— Entries from a dataset of interfaces —
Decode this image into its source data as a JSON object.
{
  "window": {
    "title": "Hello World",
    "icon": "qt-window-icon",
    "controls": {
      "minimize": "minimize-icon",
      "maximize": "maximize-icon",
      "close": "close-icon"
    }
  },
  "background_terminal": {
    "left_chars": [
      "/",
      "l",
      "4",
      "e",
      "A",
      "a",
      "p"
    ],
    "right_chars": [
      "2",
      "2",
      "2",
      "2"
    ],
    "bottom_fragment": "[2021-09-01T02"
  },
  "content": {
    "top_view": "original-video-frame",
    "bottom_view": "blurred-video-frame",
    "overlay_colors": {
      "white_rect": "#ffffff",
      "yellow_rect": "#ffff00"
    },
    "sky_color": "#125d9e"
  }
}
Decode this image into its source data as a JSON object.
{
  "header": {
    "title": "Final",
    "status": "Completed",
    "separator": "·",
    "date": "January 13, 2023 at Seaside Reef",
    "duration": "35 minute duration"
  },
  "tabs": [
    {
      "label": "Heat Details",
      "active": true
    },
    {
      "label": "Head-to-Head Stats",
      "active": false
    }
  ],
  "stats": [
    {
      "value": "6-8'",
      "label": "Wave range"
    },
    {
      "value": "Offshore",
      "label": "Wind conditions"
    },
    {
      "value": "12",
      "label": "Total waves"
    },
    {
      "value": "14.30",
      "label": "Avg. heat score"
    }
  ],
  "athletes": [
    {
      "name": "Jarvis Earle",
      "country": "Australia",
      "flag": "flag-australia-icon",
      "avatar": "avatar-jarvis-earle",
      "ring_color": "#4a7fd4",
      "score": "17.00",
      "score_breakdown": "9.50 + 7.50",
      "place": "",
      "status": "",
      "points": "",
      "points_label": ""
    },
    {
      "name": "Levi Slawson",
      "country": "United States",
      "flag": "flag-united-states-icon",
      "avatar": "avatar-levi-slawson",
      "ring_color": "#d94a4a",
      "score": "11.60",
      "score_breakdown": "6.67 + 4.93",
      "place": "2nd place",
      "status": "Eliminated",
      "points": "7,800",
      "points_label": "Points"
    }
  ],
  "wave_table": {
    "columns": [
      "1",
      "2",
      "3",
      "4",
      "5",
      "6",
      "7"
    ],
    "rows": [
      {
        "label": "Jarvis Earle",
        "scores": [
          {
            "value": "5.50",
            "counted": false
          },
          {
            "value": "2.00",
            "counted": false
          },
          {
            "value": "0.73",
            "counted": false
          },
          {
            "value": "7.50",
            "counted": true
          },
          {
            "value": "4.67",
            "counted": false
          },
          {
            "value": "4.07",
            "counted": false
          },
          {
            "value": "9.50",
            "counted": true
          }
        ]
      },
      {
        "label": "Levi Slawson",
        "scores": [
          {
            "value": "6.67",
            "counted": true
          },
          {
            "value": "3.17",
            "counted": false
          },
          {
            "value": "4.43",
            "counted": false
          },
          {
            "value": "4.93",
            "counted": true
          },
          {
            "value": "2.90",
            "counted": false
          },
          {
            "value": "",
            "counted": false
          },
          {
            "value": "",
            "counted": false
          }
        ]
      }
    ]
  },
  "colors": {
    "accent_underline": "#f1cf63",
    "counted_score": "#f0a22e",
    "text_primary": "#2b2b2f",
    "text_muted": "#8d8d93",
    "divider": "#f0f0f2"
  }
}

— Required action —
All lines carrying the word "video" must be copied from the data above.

— Answer to this problem —
    "top_view": "original-video-frame",
    "bottom_view": "blurred-video-frame",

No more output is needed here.